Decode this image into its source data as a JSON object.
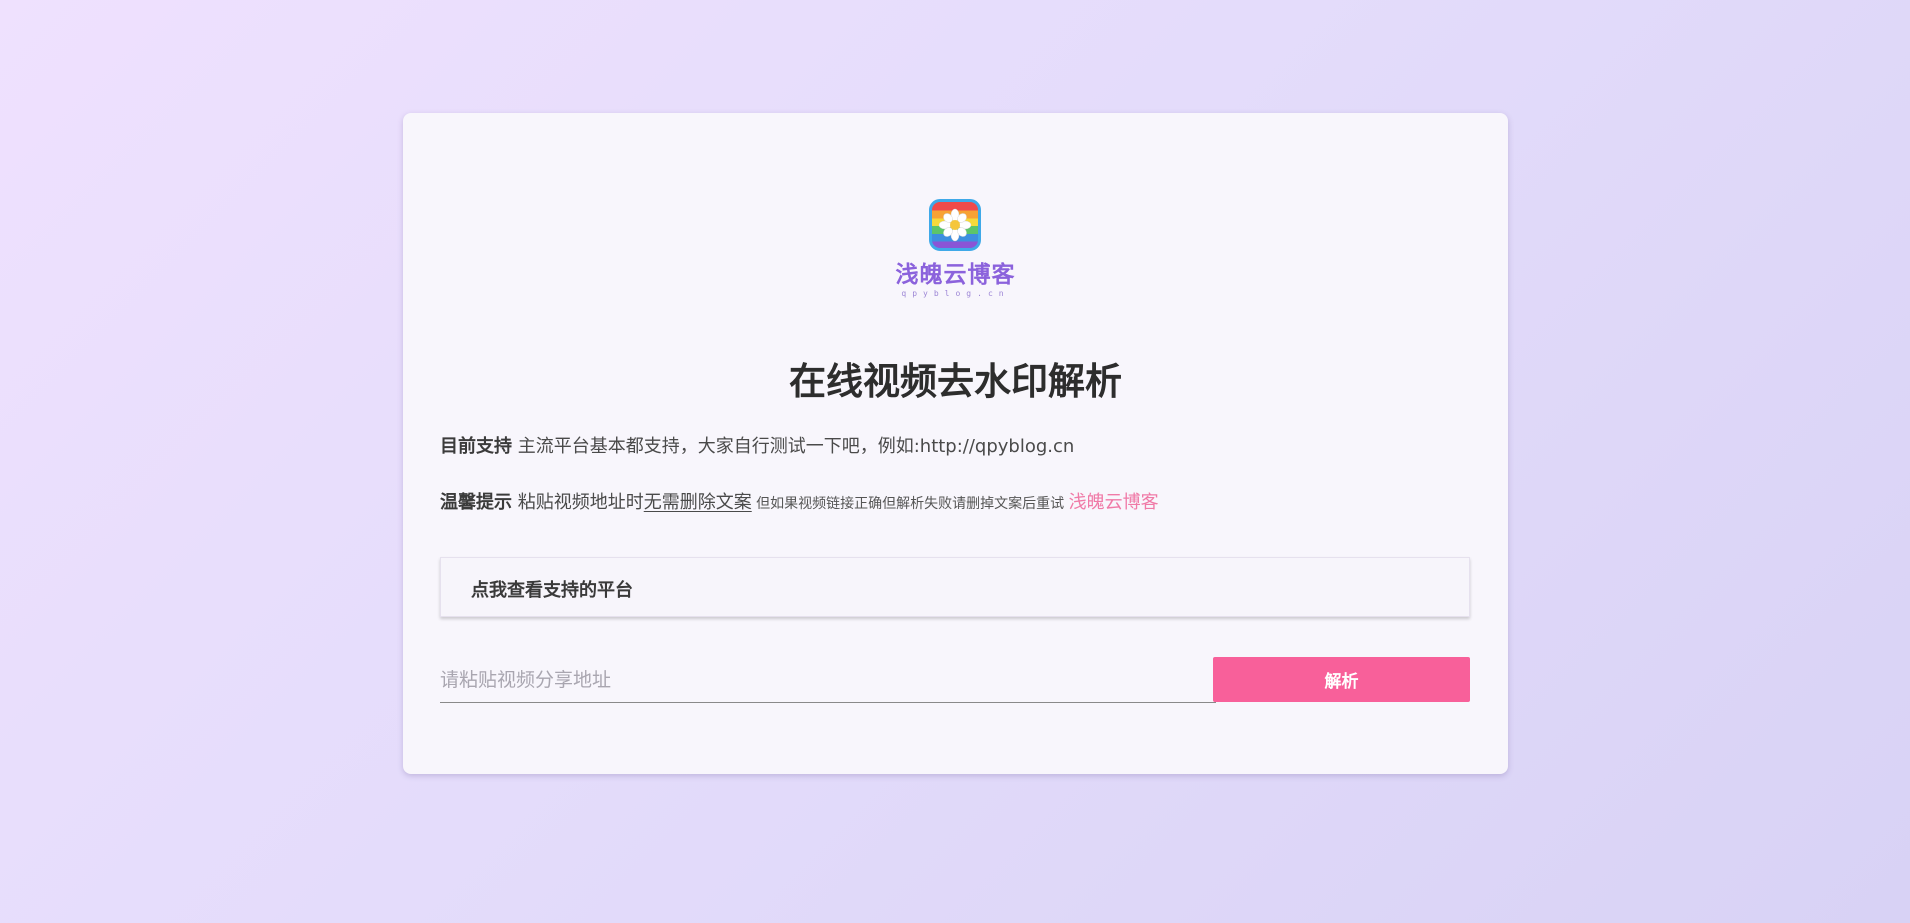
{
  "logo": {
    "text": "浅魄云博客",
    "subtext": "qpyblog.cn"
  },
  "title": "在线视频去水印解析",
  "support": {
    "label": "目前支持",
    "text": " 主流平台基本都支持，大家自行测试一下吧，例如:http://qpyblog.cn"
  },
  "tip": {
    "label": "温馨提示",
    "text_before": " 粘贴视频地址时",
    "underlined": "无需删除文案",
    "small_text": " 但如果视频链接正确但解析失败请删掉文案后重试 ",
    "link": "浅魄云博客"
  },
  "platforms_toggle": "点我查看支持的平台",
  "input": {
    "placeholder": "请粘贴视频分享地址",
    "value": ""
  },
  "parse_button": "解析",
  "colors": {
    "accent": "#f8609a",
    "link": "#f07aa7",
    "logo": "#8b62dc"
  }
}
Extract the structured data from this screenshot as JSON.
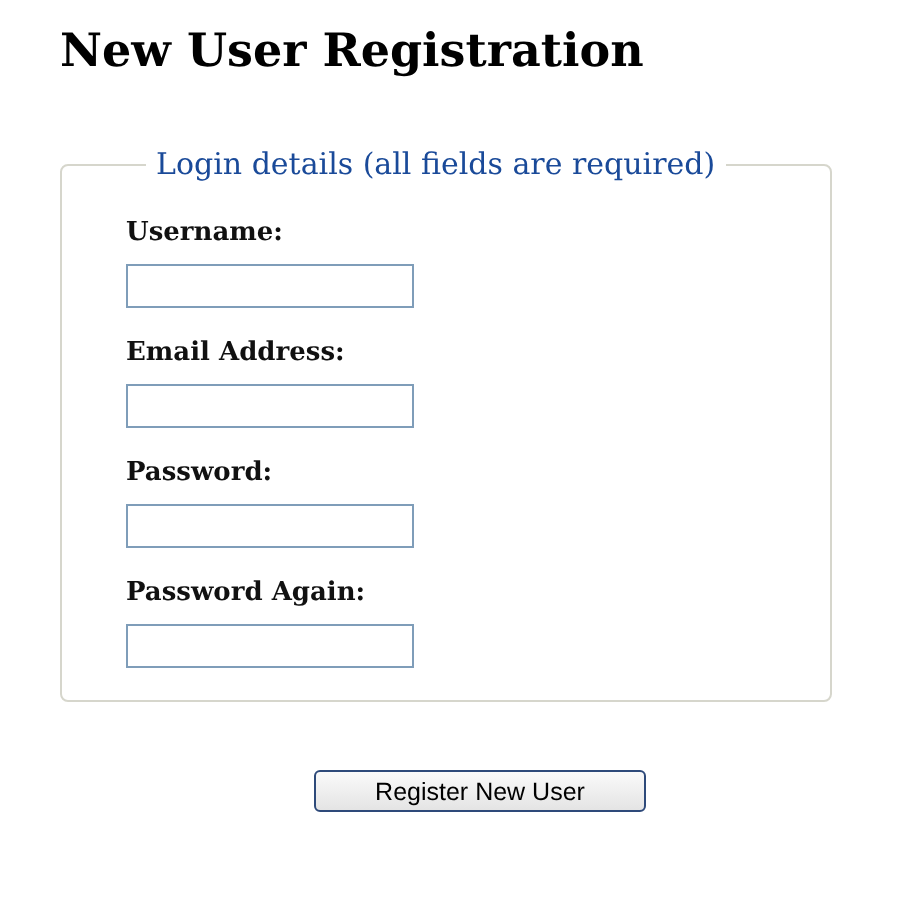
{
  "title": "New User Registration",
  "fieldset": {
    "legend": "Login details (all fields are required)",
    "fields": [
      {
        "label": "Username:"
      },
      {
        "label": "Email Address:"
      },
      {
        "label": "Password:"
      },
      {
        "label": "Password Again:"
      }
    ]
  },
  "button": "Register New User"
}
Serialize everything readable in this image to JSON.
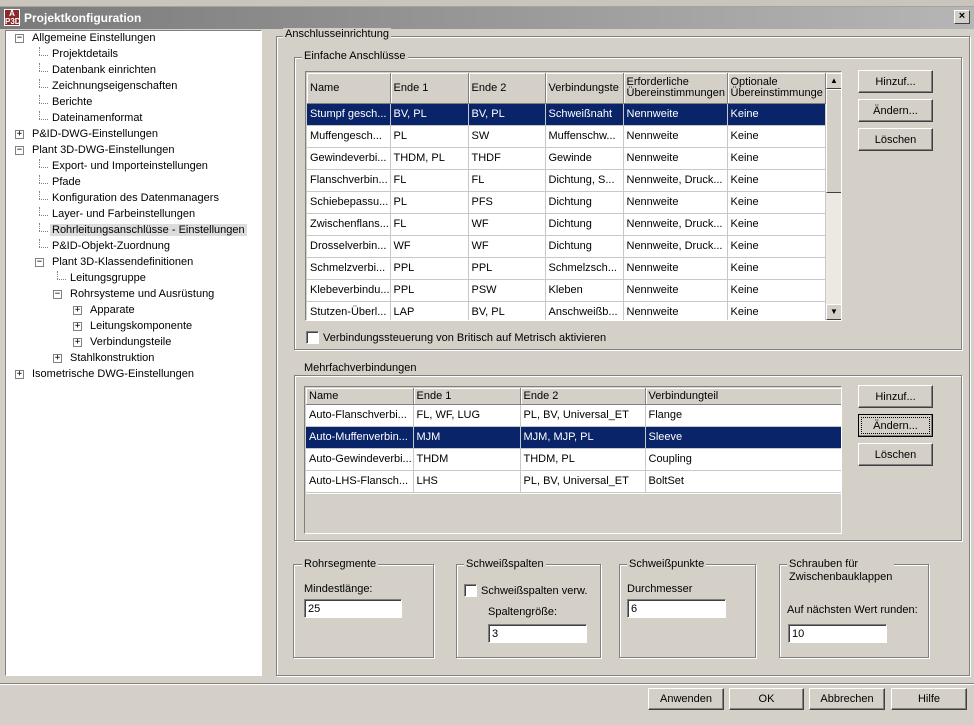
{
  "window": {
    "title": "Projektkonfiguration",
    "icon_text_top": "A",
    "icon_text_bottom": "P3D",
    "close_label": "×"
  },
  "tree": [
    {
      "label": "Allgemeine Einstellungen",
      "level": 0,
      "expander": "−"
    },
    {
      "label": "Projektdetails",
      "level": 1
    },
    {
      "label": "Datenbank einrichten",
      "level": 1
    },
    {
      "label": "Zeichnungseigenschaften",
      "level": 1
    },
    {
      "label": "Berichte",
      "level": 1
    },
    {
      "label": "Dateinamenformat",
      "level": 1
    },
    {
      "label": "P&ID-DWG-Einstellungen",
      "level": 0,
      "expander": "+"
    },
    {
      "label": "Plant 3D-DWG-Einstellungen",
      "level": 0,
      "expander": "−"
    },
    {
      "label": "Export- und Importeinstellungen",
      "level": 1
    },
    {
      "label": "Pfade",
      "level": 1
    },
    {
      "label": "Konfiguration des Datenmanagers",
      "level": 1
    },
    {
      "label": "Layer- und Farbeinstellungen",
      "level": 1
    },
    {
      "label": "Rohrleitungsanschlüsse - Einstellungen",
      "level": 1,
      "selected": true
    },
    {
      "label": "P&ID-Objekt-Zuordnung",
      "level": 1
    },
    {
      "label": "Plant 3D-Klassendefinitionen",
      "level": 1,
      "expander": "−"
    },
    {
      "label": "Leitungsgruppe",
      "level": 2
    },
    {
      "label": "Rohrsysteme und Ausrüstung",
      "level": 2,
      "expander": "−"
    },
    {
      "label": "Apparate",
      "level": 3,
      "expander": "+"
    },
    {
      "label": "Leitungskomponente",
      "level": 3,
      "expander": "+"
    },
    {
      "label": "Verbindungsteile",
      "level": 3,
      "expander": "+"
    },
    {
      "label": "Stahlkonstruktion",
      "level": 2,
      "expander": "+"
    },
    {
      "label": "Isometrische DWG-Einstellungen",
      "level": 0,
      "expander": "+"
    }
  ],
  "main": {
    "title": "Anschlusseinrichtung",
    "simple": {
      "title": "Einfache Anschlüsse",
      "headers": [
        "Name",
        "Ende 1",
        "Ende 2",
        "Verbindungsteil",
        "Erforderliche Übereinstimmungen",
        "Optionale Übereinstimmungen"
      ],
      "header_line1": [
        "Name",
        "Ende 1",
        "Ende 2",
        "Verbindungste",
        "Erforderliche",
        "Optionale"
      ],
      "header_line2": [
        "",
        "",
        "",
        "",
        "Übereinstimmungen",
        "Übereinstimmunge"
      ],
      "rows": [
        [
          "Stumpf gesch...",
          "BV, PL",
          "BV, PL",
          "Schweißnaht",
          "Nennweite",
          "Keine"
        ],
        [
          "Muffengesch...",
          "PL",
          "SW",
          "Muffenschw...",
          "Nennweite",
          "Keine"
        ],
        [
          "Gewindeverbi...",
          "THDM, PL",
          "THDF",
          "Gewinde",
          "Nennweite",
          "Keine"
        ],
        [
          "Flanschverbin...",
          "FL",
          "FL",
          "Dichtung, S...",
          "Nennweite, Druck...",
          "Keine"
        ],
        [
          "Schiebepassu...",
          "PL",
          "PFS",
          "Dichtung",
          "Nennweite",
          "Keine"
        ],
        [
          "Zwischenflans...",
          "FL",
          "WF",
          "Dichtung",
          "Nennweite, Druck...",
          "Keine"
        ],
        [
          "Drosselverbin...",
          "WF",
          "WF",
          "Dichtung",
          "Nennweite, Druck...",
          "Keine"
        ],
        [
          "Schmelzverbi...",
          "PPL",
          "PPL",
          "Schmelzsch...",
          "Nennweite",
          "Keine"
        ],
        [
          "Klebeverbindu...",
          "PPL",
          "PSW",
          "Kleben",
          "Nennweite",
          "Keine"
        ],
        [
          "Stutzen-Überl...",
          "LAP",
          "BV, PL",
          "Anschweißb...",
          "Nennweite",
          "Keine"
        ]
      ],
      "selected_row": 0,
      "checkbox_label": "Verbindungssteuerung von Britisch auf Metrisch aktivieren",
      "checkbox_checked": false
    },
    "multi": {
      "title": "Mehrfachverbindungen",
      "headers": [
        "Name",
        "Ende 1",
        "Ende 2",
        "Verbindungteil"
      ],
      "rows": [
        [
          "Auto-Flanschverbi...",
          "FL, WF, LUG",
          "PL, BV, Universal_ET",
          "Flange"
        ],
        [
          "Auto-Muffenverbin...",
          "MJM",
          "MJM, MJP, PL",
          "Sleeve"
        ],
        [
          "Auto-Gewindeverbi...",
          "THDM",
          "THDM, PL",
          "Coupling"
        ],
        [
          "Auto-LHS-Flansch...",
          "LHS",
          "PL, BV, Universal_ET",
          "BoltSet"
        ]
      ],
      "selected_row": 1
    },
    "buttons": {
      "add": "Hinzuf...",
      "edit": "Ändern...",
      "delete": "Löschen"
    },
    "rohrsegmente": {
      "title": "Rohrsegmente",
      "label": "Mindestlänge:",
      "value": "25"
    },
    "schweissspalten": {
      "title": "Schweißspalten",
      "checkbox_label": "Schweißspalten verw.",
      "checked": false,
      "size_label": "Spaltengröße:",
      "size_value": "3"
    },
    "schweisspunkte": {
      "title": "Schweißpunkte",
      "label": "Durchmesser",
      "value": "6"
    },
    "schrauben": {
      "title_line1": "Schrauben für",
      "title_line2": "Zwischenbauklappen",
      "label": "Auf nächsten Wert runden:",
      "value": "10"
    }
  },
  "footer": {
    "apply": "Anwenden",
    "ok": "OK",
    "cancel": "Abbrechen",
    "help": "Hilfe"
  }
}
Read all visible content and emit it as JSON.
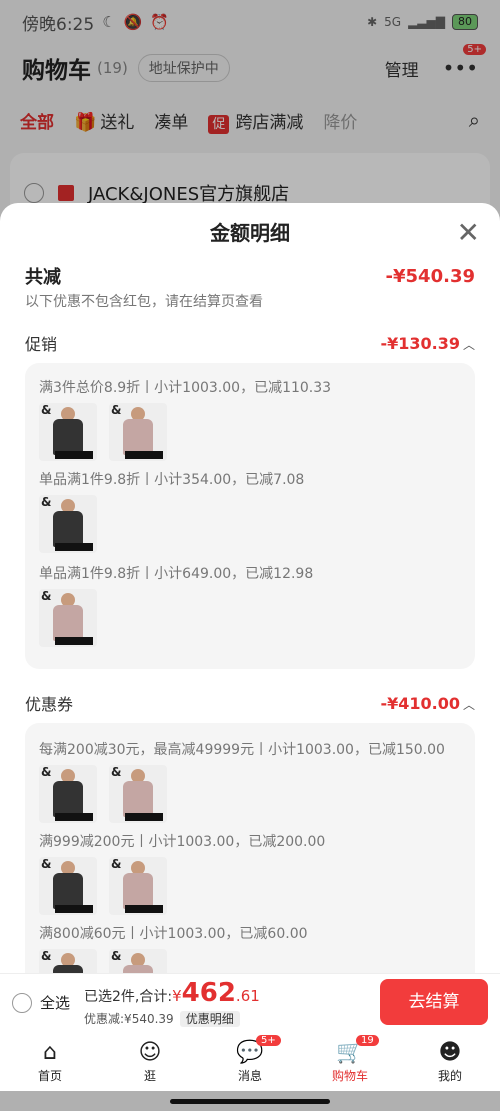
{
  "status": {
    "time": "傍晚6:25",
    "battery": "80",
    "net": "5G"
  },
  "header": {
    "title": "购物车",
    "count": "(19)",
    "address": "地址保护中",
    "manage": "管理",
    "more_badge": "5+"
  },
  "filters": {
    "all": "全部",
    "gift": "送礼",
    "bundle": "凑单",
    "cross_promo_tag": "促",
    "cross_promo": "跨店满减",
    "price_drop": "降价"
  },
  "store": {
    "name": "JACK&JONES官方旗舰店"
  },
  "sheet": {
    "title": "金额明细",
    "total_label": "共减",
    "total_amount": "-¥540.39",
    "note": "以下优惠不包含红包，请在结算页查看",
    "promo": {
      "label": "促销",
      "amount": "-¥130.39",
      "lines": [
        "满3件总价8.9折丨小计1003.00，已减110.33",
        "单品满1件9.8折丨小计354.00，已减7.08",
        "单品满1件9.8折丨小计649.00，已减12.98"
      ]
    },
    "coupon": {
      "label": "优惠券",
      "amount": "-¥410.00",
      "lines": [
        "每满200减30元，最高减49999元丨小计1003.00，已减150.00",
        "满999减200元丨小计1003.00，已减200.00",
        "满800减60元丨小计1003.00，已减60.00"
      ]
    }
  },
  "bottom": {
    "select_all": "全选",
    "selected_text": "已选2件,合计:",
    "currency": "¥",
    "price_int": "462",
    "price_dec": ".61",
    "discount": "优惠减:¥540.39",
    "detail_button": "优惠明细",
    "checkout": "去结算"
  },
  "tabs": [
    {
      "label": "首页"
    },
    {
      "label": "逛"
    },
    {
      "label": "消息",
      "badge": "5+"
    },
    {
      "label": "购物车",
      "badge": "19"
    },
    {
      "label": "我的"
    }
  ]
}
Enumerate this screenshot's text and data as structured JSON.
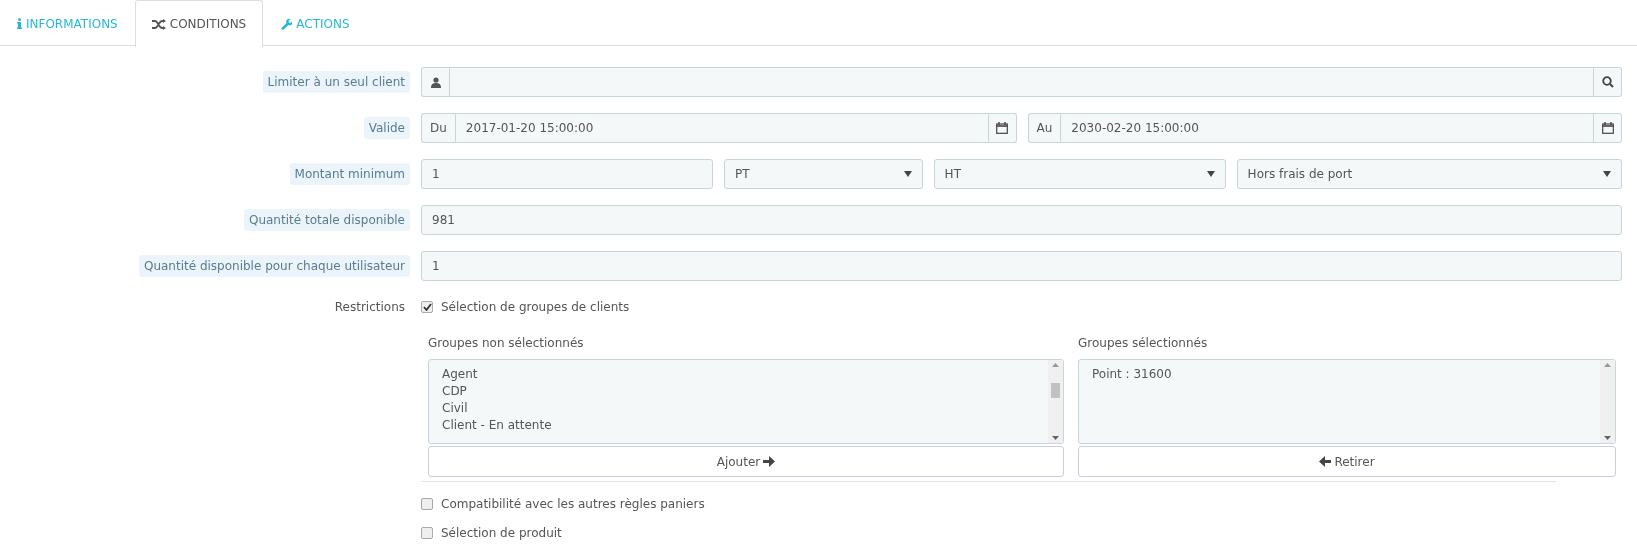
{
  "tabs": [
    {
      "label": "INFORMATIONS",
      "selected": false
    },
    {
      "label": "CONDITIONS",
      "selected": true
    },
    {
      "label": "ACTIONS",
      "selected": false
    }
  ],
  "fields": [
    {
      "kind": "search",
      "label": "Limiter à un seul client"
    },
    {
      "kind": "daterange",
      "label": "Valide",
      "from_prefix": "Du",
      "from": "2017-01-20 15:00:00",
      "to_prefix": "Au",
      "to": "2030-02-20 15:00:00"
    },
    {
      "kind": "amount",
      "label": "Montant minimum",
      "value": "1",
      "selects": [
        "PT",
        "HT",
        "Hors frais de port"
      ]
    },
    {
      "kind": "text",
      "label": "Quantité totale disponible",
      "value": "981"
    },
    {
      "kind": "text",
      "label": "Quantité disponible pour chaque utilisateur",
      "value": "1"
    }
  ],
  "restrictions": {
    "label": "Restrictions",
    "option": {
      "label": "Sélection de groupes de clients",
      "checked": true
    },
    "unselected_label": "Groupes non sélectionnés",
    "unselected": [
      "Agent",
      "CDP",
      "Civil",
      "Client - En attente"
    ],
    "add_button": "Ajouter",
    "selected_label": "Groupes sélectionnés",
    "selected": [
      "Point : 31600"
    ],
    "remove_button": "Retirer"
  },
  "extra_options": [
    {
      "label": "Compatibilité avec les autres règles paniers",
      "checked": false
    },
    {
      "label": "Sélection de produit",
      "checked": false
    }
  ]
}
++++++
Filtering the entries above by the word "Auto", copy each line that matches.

# Output of the task
          "Auto-Flanschverbi...",
          "Auto-Muffenverbin...",
          "Auto-Gewindeverbi...",
          "Auto-LHS-Flansch...",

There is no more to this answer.